In the attack in Ansbach, a town about 209 kilometers (130 miles) north of Munich, the Bavarian interior minister, Joachim Hermann, said the killer had been refused asylum a year ago but had not been deported. He said a terror motive could not be ruled out, as the backpack he carried contained pieces of metal.
The attacker had attempted to enter an open-air music festival in the town, but had been denied entry. He then set off his explosive device in a backpack, which contained metal shards to cause maximum damage, police said. There were conflicting reports over whether the attack had been inspired or planned by the Islamic State.
Initially, the local prosecutor’s office said there was no evidence of a link to IS. But later Monday morning, Mr. Hermann seemed to qualify his earlier comments, saying: “My personal opinion is that I think it could be possible that this was a real Islamic terror suicide attack.”
Mr. Hermann said the bomber had tried to commit suicide twice before and had received psychiatric treatment in Ansbach, a town of about 40,000 people.
At a press conference early Monday morning in Germany, Mr. Hermann said: “It is terrible that someone abuses the opportunity to find protection here in such a way. I am appalled by that.”
The music festival was called off and more than 2,000 people left the area. Ansbach’s old city has been sealed off by authorities and residents weren’t able to return to their homes.
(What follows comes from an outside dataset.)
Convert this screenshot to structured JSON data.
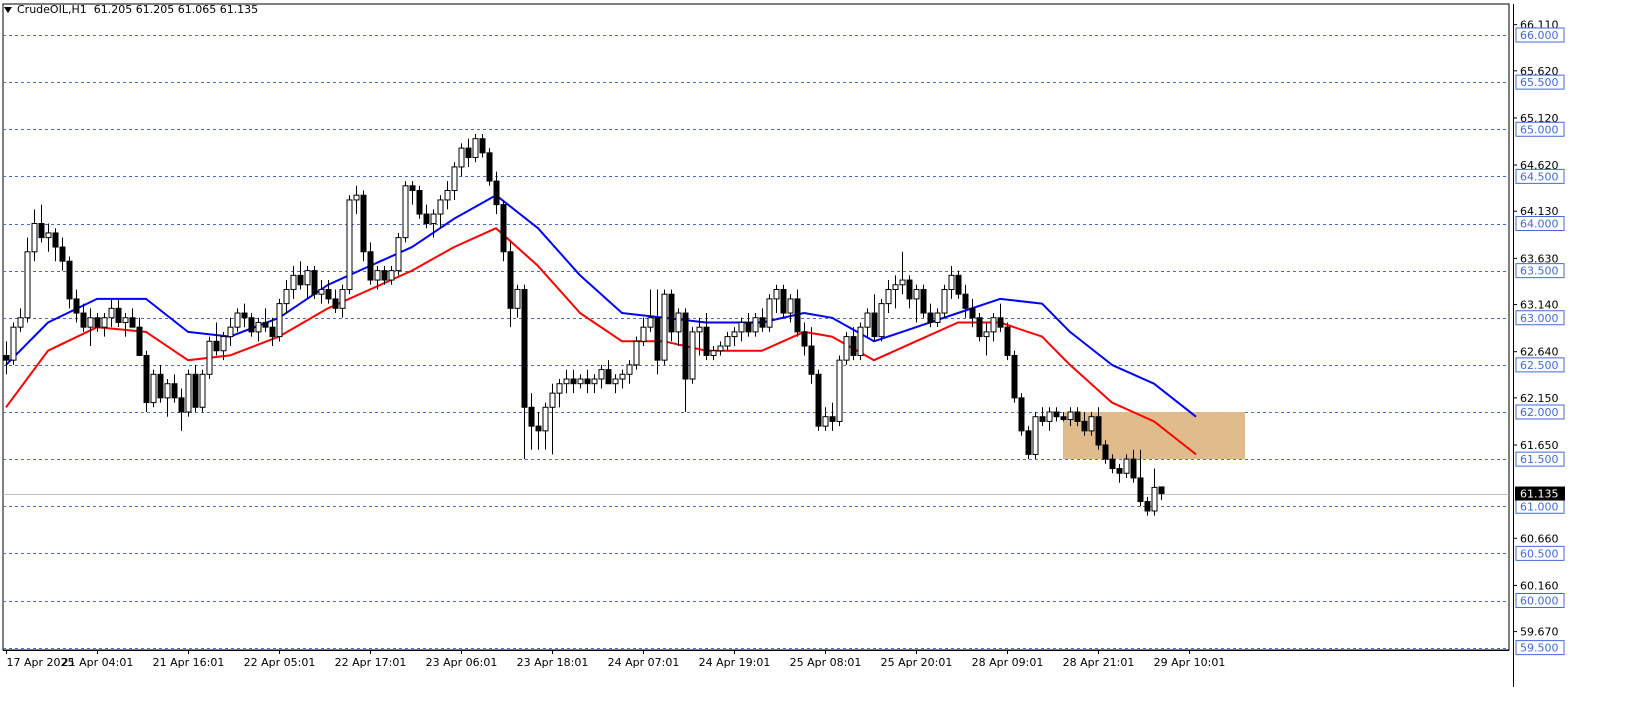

The attack came shortly after police arrested a 21-year-old Syrian refugee Sunday after he killed a pregnant woman with a machete. The man fatally attacked the woman, and injured two others, during an argument near the bus station.
In the Munich mass shooting, police on Saturday said they found no IS connections to the attacker, but did find literature about police tactics in recent mass shootings.
Over the weekend, police arrested a 16-year-old friend of the killer on suspicion of being an accomplice. Police said the Iranian shooter had had a history of social problems, had been bullied in school, and was being treated by mental health officials.
The Munich killer apparently planned his attack meticulously over a year to coincide with the fifth anniversary of a shooting in Norway, in which a neo-Nazi killed 77 people, most of them teenagers or young adults, during a political party retreat on an island called Utoya near Oslo.
In the train attack last Monday near Würzburg in Bavaria, police said they found a home-made IS flag in the home of the 17-year-old train attacker, but no evidence that IS was involved.